Kent Monkman’s Shame and Prejudice: A Story of Resilience currently on view at the Winnipeg Art Gallery presents endless avenues for exploration and learning.
The section of the exhibit called Starvation features this painting Iron Horse created by Kent Monkman in 2015. Iron horse is a term said to have been coined by the indigenous people of North America in the early 1800s when they first saw a steam locomotive.
Monkman’s inspiration for his Iron Horse came from a 1773 painting by Giovanni Domenico Tiepolo called The Procession of the Trojan Horse Into Troy.
Tiepolo’s painting illustrates a story from Homer’s Illiad about a battle between the Greeks and Trojans over the kidnapped Helen Queen of Sparta. The Greeks left the Trojans a gift of a huge wooden horse outside the walls of their city. The Trojans thought it was a victory present and hauled it into Troy. Later that night Greek soldiers who were inside the horse came out and opened the city gates to let in the other Greek troops hiding nearby. The Greeks won the war.
Because of The Illiad story, a Trojan horse has come to mean something that looks good but has a much darker purpose or impact. And a Trojan horse is exactly what the railroad was for the First Nations of Canada.
The Indigenous people were told the railroad would be a good thing bringing riches and progress but instead, it brought disaster as settlers shooting buffalo from the train literally decimated the herds on the prairies which had served as a key food source for First Nations.
I read that in order to force Indigenous people in Saskatchewan and Alberta to leave their land along the rail line and move to reservations the Canadian government instituted a plan of famine and starvation. Treaty 6 signed by the government with the Assiniboine, Plains, and Wood Cree people guaranteed food in times of famine but instead, the government used food as a way to ethnically cleanse a vast region from Regina to the Alberta border in order to facilitate the building of the railroad.
Sir John A. Macdonald, acting as both prime minister and minister of Indian affairs during the famine, even bragged in Parliament that he was keeping the indigenous population on the verge of starvation when he was criticized for using too much money to build the railroad.
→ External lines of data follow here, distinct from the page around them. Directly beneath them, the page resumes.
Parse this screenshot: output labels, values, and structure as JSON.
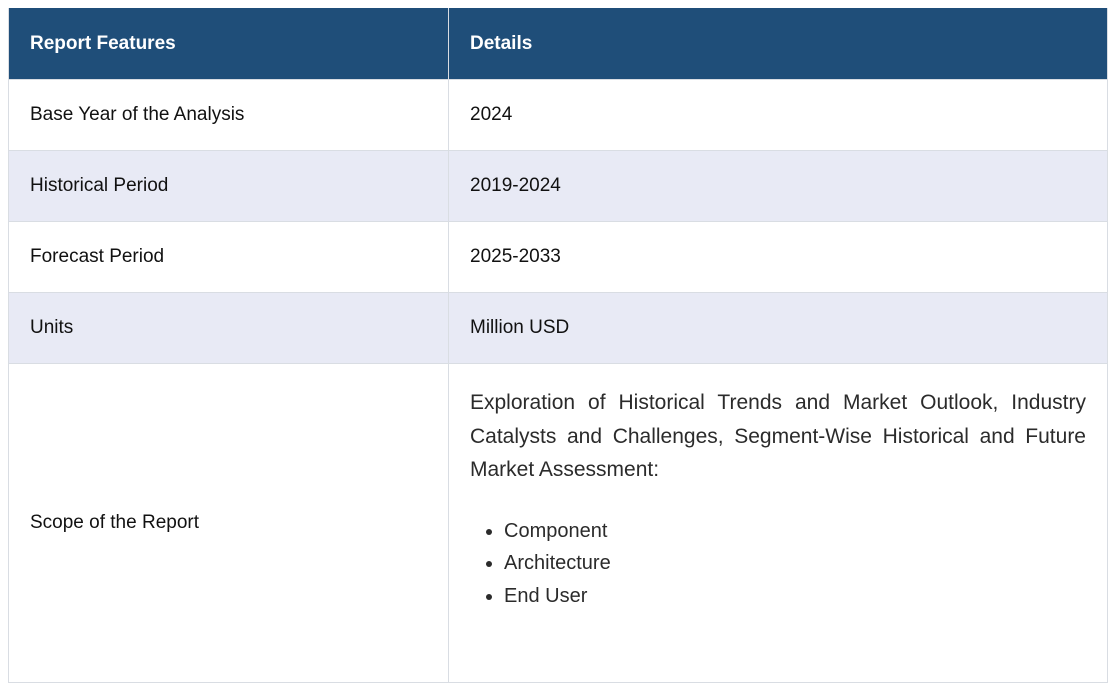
{
  "table": {
    "headers": [
      "Report Features",
      "Details"
    ],
    "rows": [
      {
        "feature": "Base Year of the Analysis",
        "detail": "2024"
      },
      {
        "feature": "Historical Period",
        "detail": "2019-2024"
      },
      {
        "feature": "Forecast Period",
        "detail": "2025-2033"
      },
      {
        "feature": "Units",
        "detail": "Million USD"
      }
    ],
    "scope": {
      "feature": "Scope of the Report",
      "text": "Exploration of Historical Trends and Market Outlook, Industry Catalysts and Challenges, Segment-Wise Historical and Future Market Assessment:",
      "items": [
        "Component",
        "Architecture",
        "End User"
      ]
    }
  }
}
There’s a rifle from the 1800s on display in the Starvation Exhibit. I read an article that said this model was one of many used to decimate the buffalo population on the prairies within ten years.
The exhibit also includes a bison painting by German artist Albert Bierstadt.
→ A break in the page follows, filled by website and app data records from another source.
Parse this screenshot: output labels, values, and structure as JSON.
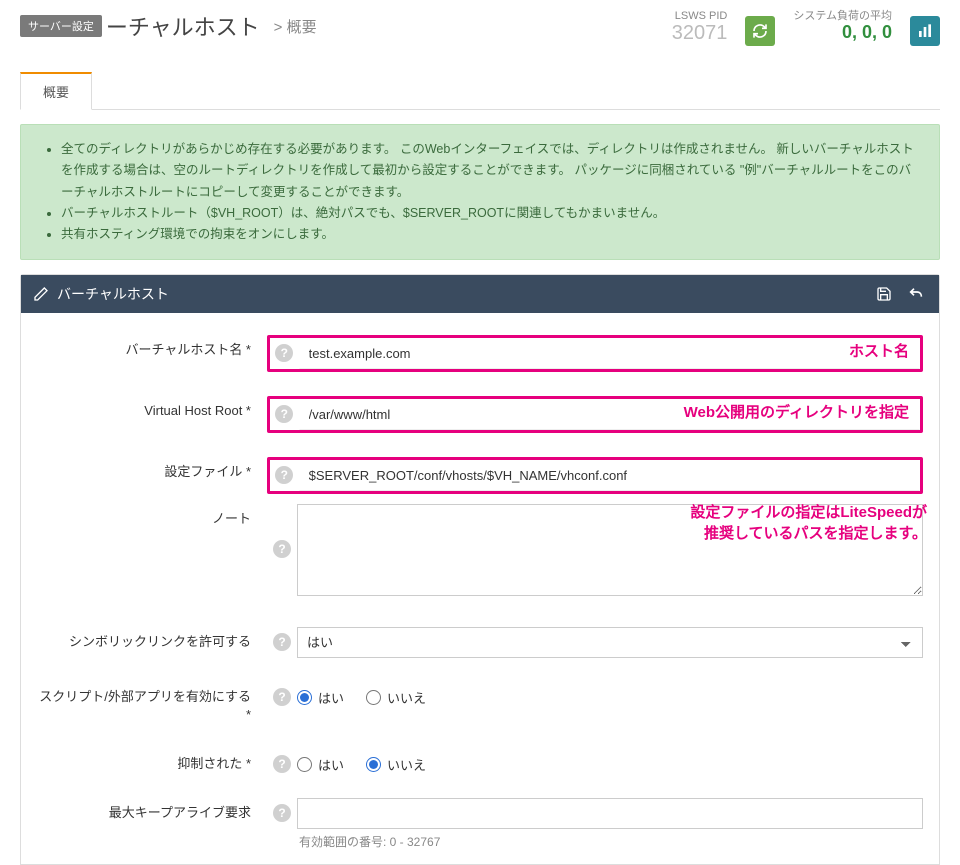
{
  "header": {
    "server_tag": "サーバー設定",
    "title_main": "ーチャルホスト",
    "title_sub": "> 概要",
    "pid_label": "LSWS PID",
    "pid_value": "32071",
    "load_label": "システム負荷の平均",
    "load_value": "0, 0, 0"
  },
  "tabs": {
    "summary": "概要"
  },
  "alert": {
    "items": [
      "全てのディレクトリがあらかじめ存在する必要があります。 このWebインターフェイスでは、ディレクトリは作成されません。 新しいバーチャルホストを作成する場合は、空のルートディレクトリを作成して最初から設定することができます。 パッケージに同梱されている \"例\"バーチャルルートをこのバーチャルホストルートにコピーして変更することができます。",
      "バーチャルホストルート（$VH_ROOT）は、絶対パスでも、$SERVER_ROOTに関連してもかまいません。",
      "共有ホスティング環境での拘束をオンにします。"
    ]
  },
  "panel": {
    "title": "バーチャルホスト"
  },
  "form": {
    "vhost_name": {
      "label": "バーチャルホスト名 *",
      "value": "test.example.com",
      "annotation": "ホスト名"
    },
    "vhost_root": {
      "label": "Virtual Host Root *",
      "value": "/var/www/html",
      "annotation": "Web公開用のディレクトリを指定"
    },
    "config_file": {
      "label": "設定ファイル *",
      "value": "$SERVER_ROOT/conf/vhosts/$VH_NAME/vhconf.conf"
    },
    "config_annotation_l1": "設定ファイルの指定はLiteSpeedが",
    "config_annotation_l2": "推奨しているパスを指定します。",
    "note": {
      "label": "ノート",
      "value": ""
    },
    "follow_symlink": {
      "label": "シンボリックリンクを許可する",
      "selected": "はい"
    },
    "enable_script": {
      "label": "スクリプト/外部アプリを有効にする *",
      "opt_yes": "はい",
      "opt_no": "いいえ",
      "value": "yes"
    },
    "restrained": {
      "label": "抑制された *",
      "opt_yes": "はい",
      "opt_no": "いいえ",
      "value": "no"
    },
    "max_keepalive": {
      "label": "最大キープアライブ要求",
      "value": ""
    },
    "range_hint": "有効範囲の番号: 0 - 32767"
  }
}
A closer investigation of Bierstadt’s paintings of bison in the North American west allows viewers to see how Kent Monkman was imitating Bierstadt’s style covering most of the canvas with a grand landscape and including small figures only at the bottom of the painting.
In a lecture at Queens University, Kent Monkman said when he first saw Bierstadt’s paintings he thought they were insane. “You had these monumental paintings with these romantic vistas and you could see the presence of God basically shining out of the heavens, they felt kind of biblical in a sense. And you can see the players, Indigenous people, minuscule keepers of nature, just bit players in this large scheme of creation. So, I decided to really start putting my energy towards imitating these paintings because I thought, okay, this is a new challenge. This is really hard…..”
And that is just the very tip of the iceberg for everything you can see and learn and discover in just one section of the Kent Monkman exhibit. Luckily Shame and Prejudice: A Story of Resilience is on at the Winnipeg Art Gallery till February because you will want to keep coming back for more visits as you explore this rich and brilliant collection of art that offers a very different view of Canadian history.